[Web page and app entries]
____________________

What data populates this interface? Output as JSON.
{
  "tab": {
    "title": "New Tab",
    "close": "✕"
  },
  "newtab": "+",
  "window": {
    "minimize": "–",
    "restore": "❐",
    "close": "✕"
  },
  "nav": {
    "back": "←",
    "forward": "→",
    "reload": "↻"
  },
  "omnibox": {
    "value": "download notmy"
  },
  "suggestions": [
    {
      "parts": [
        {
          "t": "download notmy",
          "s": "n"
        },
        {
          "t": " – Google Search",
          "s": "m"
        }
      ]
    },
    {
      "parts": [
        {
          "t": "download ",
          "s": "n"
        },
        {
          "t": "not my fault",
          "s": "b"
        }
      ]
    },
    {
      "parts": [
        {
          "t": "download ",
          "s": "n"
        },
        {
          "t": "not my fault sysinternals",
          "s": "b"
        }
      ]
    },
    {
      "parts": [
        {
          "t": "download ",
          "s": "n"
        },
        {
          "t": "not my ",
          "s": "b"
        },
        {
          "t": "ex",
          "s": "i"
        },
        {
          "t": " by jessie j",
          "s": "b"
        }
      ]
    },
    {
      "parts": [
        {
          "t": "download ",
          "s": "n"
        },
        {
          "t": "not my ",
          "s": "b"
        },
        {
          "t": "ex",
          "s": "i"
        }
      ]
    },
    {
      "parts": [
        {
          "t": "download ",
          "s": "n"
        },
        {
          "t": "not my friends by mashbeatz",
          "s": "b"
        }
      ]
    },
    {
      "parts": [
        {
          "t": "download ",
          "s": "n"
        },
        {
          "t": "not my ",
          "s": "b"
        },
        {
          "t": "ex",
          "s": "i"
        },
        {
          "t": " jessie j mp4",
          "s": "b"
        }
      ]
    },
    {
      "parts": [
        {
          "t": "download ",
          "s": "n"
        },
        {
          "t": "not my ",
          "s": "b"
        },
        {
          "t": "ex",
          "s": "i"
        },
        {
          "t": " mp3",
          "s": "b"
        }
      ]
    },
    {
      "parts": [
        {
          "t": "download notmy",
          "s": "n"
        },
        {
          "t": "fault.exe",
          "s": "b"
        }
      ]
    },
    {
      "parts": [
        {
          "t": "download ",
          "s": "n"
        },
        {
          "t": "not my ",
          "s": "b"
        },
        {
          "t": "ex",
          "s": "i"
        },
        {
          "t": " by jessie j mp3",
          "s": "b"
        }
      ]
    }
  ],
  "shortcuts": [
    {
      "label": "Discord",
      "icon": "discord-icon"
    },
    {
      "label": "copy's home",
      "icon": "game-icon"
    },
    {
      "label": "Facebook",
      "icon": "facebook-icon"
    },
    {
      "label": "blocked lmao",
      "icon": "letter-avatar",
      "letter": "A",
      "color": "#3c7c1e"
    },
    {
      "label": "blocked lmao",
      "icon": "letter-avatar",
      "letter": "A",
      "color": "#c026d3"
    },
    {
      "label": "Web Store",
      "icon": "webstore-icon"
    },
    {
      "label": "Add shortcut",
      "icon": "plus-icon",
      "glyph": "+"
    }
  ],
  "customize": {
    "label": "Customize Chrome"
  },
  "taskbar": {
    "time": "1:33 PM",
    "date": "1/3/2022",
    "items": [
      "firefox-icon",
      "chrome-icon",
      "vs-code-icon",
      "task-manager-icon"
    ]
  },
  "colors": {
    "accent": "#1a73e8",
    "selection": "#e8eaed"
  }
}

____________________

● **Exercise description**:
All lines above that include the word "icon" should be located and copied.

● **Solution**:
      "icon": "discord-icon"
      "icon": "game-icon"
      "icon": "facebook-icon"
      "icon": "letter-avatar",
      "icon": "letter-avatar",
      "icon": "webstore-icon"
      "icon": "plus-icon",
      "firefox-icon",
      "chrome-icon",
      "vs-code-icon",
      "task-manager-icon"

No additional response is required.